THE EVENING STAR
Venus circles the Sun once every 225 days. But because Earth is also moving, it takes 584 days before Venus re-appears in the same part of our sky. This makes the typical Venus apparition a far more leisurely business than Mercury's frantic scurry.
It begins when Venus emerges from the Sun's glow, low in the evening twilight. At this point, it looks small (about 10 arcseconds across) and round in phase.
Each night, the planet climbs higher, moving farther from the Sun. At greatest eastern elongation, it stands highest above the western horizon. It is in half-lit phase, but it has grown to about 25 arcseconds. Now at magnitude —4.5, the planet will be brighter than anything in the sky except the Sun or Moon.
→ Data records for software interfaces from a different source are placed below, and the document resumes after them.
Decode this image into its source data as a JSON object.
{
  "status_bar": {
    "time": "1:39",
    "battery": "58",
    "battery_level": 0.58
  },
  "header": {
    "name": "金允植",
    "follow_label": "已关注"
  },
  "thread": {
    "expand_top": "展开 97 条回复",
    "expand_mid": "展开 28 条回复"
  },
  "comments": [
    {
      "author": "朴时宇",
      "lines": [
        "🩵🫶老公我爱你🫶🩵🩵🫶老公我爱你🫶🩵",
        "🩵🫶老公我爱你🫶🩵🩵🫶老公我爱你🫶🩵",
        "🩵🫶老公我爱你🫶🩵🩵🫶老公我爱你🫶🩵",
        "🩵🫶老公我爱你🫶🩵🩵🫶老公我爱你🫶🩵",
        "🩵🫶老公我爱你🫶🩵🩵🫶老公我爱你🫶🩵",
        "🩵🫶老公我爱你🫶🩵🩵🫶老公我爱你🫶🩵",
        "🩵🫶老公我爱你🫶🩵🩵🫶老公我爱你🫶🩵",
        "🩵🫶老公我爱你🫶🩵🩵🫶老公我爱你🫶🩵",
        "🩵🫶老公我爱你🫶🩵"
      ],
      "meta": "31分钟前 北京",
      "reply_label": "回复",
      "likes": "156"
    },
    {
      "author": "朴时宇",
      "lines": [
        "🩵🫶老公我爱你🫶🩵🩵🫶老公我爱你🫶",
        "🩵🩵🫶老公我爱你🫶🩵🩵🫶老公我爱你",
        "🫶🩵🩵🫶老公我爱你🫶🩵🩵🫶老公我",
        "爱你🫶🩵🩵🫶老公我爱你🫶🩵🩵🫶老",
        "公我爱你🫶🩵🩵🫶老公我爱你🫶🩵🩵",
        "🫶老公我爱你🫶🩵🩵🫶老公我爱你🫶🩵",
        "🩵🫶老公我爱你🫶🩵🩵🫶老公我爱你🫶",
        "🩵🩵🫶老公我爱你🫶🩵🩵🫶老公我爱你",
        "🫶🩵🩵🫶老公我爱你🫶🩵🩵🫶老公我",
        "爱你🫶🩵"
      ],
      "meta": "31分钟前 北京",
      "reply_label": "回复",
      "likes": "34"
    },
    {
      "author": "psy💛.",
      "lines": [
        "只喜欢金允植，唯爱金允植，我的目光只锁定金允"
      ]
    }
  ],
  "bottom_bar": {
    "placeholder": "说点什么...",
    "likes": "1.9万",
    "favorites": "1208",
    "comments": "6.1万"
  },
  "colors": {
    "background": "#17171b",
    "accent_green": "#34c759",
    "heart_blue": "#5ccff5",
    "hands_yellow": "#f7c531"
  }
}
Although it does not move visibly, Venus resembles an airplane with landing lights on, and has caused many a UFO report.
After greatest elongation, Venus loses altitude but grows even brighter as it approaches Earth. The point of greatest brilliancy occurs about 4 weeks before inferior conjunction.
Venus is then bright enough to cast a shadow. In a. dark location, hold a sheet of white paper facing Venus. Let your eyes dark-adapt, then move your hand just in front of the paper. The shadow will be sharp-edged compared to shadows cast by the Sun or Moon. This is because Venus is a point-source of light, nither than a broad disk.
A week before inferior conjunction, Venus is in crescent phase, but has grown to nearly
60 arcseconds across—just within the resolving power of human eyesight. Not every-one's vision is acute enough to see the crescent, however, and binoculars can help.
At inferior conjunction, Venus overtakes Earth, leaves the evening sky, and shifts into the morning. Thereafter, it rises before the Sun, repeating the stages of its evening performance, but in reverse order.
Superior conjunction, when
Venus lies on the other side of the Sun from us, marks the close of one apparition—and the start of the next.